Implementing peace: Gender issues lag behind

By Tasha Sandoval December 7, 2019

Kroc Institute reports that 42% of gender commitments in Colombia’s 2016 peace agreement have not yet been started, compared with 27% overall.

The lack of implementation of the gender element from the peace agreement was also a reason for the recent protests.
The lack of implementation of the gender element from the peace agreement was also a reason for the recent protests. Photo: Lukas Kaldenhoff

New analysis released today highlights a clear gap in the implementation of gender specific aspects of the Colombian peace agreement and stresses that the active participation of women is fundamental to constructing a lasting peace.

It has been three years since the historic signing of Colombia’s peace agreement. And one of the many reasons given by the protestors for the current demonstrations is a frustration with the slowness of the agreement’s implementation.

Another issue that has driven people to the streets is gender inequality and violence against women, which is why today’s report – which examines the implementation of the gender specific aspects of the peace accord – is so timely.

The Kroc Institute for International Peace Studies has developed a matrix that measures the implementation of peace agreements, analysing over 30 different accords that have been signed since 1989. 

Recognising that ending decades of conflict will not happen overnight, it follows over 570 specific measures in the Colombian agreement and not only analyses the level of implementation, but also compares it with similar processes in other countries.

According to its April analysis this year, Colombia has begun to implement more than two-thirds of its commitments, which is on a par with peace agreements in other countries. However, today’s report shows that gender issues are an area where the country is falling behind. 

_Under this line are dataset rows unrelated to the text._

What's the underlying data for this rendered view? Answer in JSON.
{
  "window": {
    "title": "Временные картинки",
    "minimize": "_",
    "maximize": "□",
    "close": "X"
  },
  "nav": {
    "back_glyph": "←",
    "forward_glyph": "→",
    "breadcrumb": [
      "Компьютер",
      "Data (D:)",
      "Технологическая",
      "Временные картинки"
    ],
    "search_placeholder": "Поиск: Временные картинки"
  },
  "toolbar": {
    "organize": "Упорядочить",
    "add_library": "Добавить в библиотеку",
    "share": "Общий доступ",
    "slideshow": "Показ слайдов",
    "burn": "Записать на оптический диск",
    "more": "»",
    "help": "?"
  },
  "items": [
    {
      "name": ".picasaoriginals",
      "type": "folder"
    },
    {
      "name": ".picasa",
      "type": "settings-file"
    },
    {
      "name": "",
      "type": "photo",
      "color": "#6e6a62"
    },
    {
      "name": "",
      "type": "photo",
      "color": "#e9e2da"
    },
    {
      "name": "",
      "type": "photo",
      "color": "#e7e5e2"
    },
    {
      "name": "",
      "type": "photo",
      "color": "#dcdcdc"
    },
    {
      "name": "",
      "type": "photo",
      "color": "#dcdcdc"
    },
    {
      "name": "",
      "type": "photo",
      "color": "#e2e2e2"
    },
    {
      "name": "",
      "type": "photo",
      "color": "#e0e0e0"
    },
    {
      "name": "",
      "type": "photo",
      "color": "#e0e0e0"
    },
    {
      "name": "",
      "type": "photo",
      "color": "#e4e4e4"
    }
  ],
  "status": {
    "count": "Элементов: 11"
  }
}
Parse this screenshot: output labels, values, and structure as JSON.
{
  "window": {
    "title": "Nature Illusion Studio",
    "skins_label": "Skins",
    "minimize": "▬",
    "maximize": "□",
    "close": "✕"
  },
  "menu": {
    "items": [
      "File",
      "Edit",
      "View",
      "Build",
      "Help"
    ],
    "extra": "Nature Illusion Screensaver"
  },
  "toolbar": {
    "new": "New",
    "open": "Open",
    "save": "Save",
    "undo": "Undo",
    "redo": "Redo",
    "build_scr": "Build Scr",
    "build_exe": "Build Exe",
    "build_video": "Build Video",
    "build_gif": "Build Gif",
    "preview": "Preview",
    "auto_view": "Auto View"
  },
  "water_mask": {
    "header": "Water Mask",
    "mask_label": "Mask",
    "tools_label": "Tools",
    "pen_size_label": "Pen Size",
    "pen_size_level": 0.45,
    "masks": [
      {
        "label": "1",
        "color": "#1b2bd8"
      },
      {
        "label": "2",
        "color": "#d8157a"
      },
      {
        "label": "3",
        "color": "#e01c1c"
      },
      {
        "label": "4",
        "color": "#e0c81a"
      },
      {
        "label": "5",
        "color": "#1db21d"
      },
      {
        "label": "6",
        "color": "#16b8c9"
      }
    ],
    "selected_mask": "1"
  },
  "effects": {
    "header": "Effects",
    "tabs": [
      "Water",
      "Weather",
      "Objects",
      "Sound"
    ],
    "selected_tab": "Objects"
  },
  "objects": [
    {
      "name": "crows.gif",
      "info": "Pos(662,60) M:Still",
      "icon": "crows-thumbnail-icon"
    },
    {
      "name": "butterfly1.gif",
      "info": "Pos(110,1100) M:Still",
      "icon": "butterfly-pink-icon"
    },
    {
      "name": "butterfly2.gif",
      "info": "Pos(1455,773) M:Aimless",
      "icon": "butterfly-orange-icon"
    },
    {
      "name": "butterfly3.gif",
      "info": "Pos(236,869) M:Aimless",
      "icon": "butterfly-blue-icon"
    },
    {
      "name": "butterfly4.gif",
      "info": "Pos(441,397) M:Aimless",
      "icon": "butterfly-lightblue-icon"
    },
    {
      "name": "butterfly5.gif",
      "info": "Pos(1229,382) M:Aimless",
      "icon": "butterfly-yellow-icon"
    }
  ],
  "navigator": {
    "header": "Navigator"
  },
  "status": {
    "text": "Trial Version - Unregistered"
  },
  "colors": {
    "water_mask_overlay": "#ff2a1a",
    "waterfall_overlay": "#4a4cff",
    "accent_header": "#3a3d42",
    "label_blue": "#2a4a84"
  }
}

The study, carried out in collaboration with the International Accompaniment Component, which includes Sweden, the Women’s International Democratic Federation and UN Women, showed that 42% of commitments related to the gender approach had not been started as of September 2019.

42% of commitments related to the gender approach had not been started as of September 2019

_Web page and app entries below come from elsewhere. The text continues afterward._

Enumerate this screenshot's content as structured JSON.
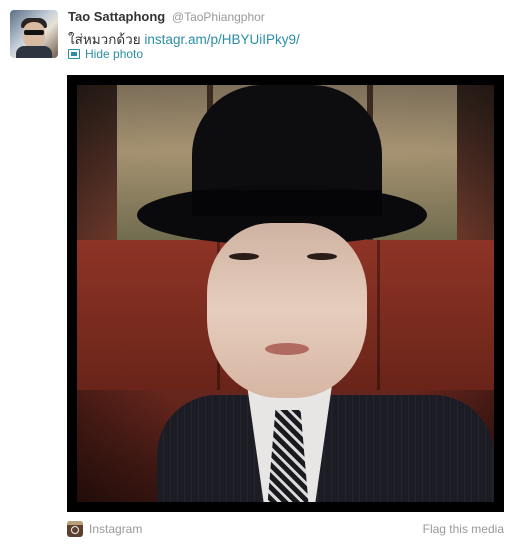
{
  "tweet": {
    "author_name": "Tao Sattaphong",
    "author_handle": "@TaoPhiangphor",
    "text": "ใส่หมวกด้วย",
    "link": "instagr.am/p/HBYUiIPky9/",
    "hide_photo_label": "Hide photo"
  },
  "media": {
    "source_label": "Instagram",
    "flag_label": "Flag this media"
  },
  "colors": {
    "link": "#2a8ea8",
    "text": "#333333",
    "muted": "#999999"
  },
  "icons": [
    "avatar",
    "photo-icon",
    "instagram-icon"
  ]
}
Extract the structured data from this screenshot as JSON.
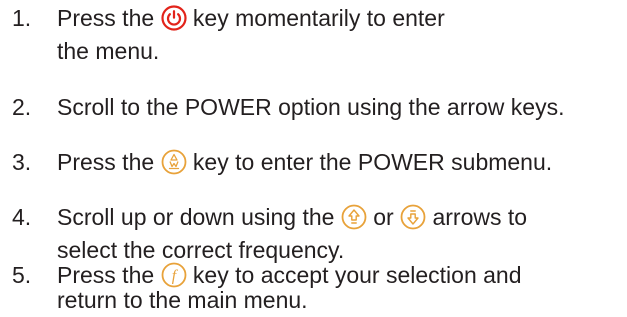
{
  "steps": [
    {
      "number": "1.",
      "line1_before": "Press the ",
      "icon": "power-icon",
      "line1_after": " key momentarily to enter",
      "line2": "the menu."
    },
    {
      "number": "2.",
      "line1": "Scroll to the POWER option using the arrow keys."
    },
    {
      "number": "3.",
      "line1_before": "Press the ",
      "icon": "enter-key-icon",
      "line1_after": " key to enter the POWER submenu."
    },
    {
      "number": "4.",
      "line1_before": "Scroll up or down using the ",
      "icon_up": "up-arrow-key-icon",
      "line1_mid": " or ",
      "icon_down": "down-arrow-key-icon",
      "line1_after": " arrows to",
      "line2": "select the correct frequency."
    },
    {
      "number": "5.",
      "line1_before": "Press the ",
      "icon": "function-key-icon",
      "line1_after": " key to accept your selection and",
      "line2": "return to the main menu."
    }
  ],
  "colors": {
    "text": "#231f20",
    "power_icon": "#e2231a",
    "key_icon": "#e8a23a"
  }
}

That compares with 27% of elements related to the overall agreement. It also shows that that a much lower percentage of gender initiatives have been completed (8% compared with 25% for the agreement as a whole).

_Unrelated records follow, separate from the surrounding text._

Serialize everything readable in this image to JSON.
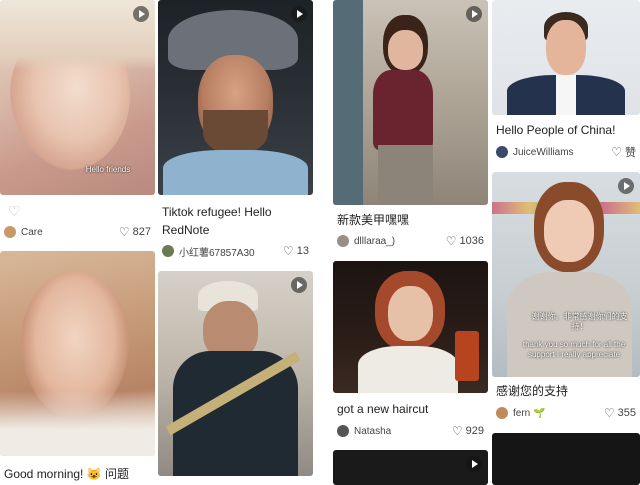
{
  "posts": [
    {
      "title": "",
      "user": "Care",
      "likes": "827",
      "avatar_color": "#c89a6a"
    },
    {
      "title": "Tiktok refugee! Hello RedNote",
      "user": "小红薯67857A30",
      "likes": "13",
      "avatar_color": "#6a7a52"
    },
    {
      "title": "新款美甲嘿嘿",
      "user": "dlllaraa_)",
      "likes": "1036",
      "avatar_color": "#9a8f88"
    },
    {
      "title": "Hello People of China!",
      "user": "JuiceWilliams",
      "likes": "赞",
      "avatar_color": "#3a4a6a"
    },
    {
      "title": "Good morning! 😺 问题",
      "user": "",
      "likes": ""
    },
    {
      "title": "",
      "user": "",
      "likes": ""
    },
    {
      "title": "got a new haircut",
      "user": "Natasha",
      "likes": "929",
      "avatar_color": "#555555"
    },
    {
      "title": "感谢您的支持",
      "user": "fern 🌱",
      "likes": "355",
      "avatar_color": "#c08a5a"
    }
  ],
  "overlays": {
    "post1_caption": "Hello friends",
    "post8_caption_cn": "谢谢你。非常感谢你们的支持！",
    "post8_caption_en": "thank you so much for all the support I really appreciate"
  },
  "icons": {
    "heart": "heart-icon",
    "play": "play-icon"
  }
}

What that means is that of the 130 gender focused commitments, about 55 have not even been started, 10 have been completed and 65 are in process. According to the institute, only two of those commitments are scheduled to begin after 2019 – the other 128 should all be in progress.

The Colombian peace accord was initially applauded for its pioneering approach to gender issues. As it was drafted, the accord highlights the importance of women’s empowerment and leadership to achieving peace, an inclusion that UN Women lauded as “a historic opportunity to transform the status of women in Colombian society through fundamental structural change.” 

However, the Kroc Institute’s report, which analyses the gendered approach to implementation from September 2018 through August 2019, shows there is a major gap between the accord’s original intentions and its current achievements. 

Gender implementation: Challenges and achievements

The report identified that “the most pressing remaining challenge is to provide security guarantees to female social leaders and human rights defenders.No doubt, October’s two massacres of indigenous social leaders in Colombia’s Southwestern region of Cauca confirms this notion. If, as the original Final Peace Accords stipulate, women’s leadership is so significant to achieving peace, then defending social leaders, many of whom are women, is essential.

The Kroc Institute also identified a more nuanced challenge: initiating the implementation of the Accord’s commitments. Because many of the commitments involve long term action, a late start will have long term consequences. 

Though the overall report is more critical than congratulatory, the Kroc Institute does highlight some achievements of the gendered approach to implementation. They highlight the establishment of the  High Level Government Body for the Implementation of the Gender Approach, an organisational body created with the sole purpose of creating a gender and sexual orientation-inclusive plan for implementation.

Active participation of women is essential for peace

By providing a qualitative and quantitative breakdown of the state of implementation as of September 2019, the Kroc Institute makes an important, yet grim statement. While there have been advances in general implementation of the Peace Accord, the implementation of the Accord’s 130 commitments with a gendered approach is lagging behind – a truth that runs counter to the accord’s original commitment to prioritise gender parity.

The report concludes with a strong warning: “Without active participation of women in decision-making, the final peace agreement will not fulfill its purpose of closing social and economic gaps between men and women, and between individuals in the territories most affected by the armed conflict and the rest of the country.”